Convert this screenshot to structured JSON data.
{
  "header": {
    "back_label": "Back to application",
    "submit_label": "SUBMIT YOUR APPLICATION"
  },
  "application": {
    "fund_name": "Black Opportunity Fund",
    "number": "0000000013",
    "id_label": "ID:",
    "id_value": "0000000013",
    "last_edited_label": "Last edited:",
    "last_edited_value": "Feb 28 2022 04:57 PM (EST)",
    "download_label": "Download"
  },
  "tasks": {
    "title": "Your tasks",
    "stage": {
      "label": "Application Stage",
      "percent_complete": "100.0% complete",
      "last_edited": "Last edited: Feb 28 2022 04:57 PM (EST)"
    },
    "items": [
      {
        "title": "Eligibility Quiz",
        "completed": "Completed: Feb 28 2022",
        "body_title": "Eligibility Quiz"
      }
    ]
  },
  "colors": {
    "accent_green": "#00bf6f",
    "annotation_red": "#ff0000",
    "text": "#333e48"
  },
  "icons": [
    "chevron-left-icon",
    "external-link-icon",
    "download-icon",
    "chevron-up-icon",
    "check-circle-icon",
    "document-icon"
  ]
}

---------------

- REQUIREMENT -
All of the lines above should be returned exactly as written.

- TASK ANSWER -
Convert this screenshot to structured JSON data.
{
  "header": {
    "back_label": "Back to application",
    "submit_label": "SUBMIT YOUR APPLICATION"
  },
  "application": {
    "fund_name": "Black Opportunity Fund",
    "number": "0000000013",
    "id_label": "ID:",
    "id_value": "0000000013",
    "last_edited_label": "Last edited:",
    "last_edited_value": "Feb 28 2022 04:57 PM (EST)",
    "download_label": "Download"
  },
  "tasks": {
    "title": "Your tasks",
    "stage": {
      "label": "Application Stage",
      "percent_complete": "100.0% complete",
      "last_edited": "Last edited: Feb 28 2022 04:57 PM (EST)"
    },
    "items": [
      {
        "title": "Eligibility Quiz",
        "completed": "Completed: Feb 28 2022",
        "body_title": "Eligibility Quiz"
      }
    ]
  },
  "colors": {
    "accent_green": "#00bf6f",
    "annotation_red": "#ff0000",
    "text": "#333e48"
  },
  "icons": [
    "chevron-left-icon",
    "external-link-icon",
    "download-icon",
    "chevron-up-icon",
    "check-circle-icon",
    "document-icon"
  ]
}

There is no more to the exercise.